#### [What to work on]
Your answer must be a single number: how many lines in the records include the word "Anhänge".

[Opening Information given section]

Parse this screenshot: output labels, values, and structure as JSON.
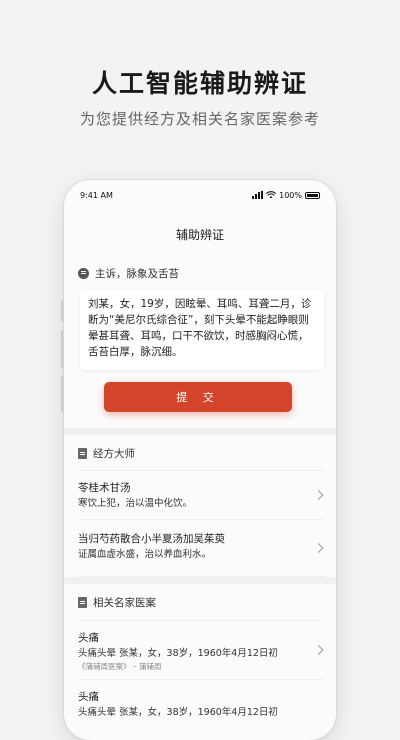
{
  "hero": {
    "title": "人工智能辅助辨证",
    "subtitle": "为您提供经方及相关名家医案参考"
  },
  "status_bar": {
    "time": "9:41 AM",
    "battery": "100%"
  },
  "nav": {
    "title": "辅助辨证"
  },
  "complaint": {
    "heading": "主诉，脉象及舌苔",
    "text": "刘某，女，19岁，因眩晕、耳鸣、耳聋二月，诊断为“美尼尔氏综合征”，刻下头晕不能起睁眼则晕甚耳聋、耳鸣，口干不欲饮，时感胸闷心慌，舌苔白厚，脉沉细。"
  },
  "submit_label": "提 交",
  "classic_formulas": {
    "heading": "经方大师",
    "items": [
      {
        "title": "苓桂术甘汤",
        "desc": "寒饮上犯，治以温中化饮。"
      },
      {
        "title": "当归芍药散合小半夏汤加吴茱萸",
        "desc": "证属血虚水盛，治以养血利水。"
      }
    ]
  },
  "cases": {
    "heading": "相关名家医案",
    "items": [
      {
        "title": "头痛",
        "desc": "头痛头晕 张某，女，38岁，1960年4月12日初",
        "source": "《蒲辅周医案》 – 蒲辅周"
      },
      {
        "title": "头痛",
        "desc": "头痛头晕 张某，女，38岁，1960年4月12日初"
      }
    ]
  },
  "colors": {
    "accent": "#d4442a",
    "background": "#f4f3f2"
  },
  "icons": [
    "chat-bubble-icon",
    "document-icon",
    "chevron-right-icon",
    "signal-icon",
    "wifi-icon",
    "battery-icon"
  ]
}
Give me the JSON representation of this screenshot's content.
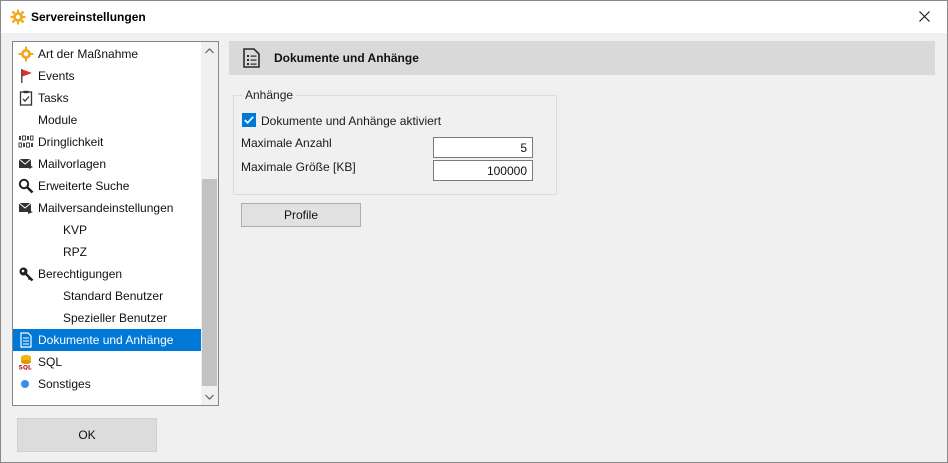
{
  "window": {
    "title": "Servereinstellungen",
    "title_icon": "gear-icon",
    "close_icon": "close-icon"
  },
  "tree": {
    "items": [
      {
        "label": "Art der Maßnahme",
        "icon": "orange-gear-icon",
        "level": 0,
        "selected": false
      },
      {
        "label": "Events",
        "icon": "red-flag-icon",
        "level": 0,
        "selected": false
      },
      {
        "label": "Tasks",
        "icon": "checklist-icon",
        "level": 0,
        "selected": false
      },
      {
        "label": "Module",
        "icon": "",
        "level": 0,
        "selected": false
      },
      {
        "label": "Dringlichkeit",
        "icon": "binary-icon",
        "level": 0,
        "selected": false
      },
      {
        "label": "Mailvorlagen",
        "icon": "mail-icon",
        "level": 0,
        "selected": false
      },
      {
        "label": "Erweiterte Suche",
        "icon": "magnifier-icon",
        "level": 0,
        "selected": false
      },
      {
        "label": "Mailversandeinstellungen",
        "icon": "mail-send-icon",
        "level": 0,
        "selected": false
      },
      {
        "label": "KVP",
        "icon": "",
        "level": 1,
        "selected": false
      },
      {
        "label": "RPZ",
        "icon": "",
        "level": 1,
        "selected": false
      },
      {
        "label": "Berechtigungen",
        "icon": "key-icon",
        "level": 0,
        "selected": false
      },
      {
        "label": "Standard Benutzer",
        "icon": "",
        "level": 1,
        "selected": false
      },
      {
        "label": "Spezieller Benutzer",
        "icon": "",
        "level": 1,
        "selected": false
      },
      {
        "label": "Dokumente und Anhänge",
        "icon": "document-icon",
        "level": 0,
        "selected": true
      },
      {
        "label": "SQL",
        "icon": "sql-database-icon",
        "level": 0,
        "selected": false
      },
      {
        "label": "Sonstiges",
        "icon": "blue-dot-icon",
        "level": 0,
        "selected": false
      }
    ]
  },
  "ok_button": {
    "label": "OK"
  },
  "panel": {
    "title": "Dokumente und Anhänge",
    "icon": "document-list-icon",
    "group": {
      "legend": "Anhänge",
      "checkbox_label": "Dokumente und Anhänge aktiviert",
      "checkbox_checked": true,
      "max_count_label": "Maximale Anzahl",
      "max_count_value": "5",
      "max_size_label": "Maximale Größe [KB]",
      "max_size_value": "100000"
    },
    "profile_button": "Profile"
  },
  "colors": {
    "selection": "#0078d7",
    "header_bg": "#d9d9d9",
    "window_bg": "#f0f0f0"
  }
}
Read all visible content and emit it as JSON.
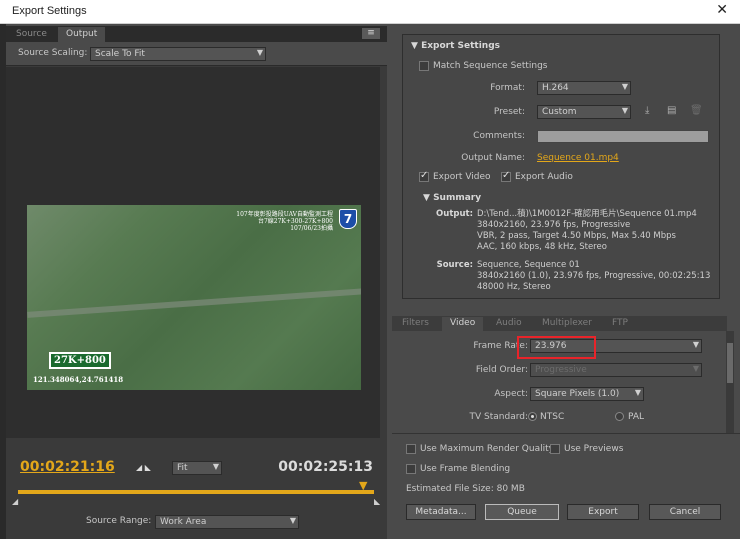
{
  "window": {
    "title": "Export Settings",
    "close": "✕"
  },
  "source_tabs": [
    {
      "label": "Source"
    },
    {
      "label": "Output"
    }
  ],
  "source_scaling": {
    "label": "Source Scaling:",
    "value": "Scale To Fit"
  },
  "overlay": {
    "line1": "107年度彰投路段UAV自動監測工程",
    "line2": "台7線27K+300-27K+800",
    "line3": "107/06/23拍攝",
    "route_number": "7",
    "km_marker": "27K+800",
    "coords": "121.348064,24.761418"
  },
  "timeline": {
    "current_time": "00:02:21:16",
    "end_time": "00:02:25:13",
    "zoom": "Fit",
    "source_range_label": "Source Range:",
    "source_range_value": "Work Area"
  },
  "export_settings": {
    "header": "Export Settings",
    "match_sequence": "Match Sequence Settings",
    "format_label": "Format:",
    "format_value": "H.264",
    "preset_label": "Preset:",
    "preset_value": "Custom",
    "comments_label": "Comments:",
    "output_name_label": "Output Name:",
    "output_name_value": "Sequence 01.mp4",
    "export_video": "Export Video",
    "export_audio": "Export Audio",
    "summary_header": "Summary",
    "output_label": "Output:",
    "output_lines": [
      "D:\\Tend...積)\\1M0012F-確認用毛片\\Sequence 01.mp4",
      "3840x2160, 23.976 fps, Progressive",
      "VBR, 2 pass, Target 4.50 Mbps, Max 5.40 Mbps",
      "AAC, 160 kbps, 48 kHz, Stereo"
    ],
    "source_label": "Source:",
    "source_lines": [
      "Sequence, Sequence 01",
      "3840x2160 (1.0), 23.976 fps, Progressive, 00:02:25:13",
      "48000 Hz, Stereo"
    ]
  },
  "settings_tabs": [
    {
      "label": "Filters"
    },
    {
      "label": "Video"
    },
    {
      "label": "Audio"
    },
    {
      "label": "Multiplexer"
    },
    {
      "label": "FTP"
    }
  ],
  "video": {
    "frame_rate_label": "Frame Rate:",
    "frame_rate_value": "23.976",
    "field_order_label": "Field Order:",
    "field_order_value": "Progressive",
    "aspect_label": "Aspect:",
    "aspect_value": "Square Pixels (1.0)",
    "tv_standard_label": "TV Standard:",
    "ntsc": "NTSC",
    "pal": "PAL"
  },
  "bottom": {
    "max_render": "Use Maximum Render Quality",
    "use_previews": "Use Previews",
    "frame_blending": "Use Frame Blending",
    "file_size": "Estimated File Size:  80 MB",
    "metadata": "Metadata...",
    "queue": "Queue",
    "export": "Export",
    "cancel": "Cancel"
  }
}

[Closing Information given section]

#### [Result of this exercise]
4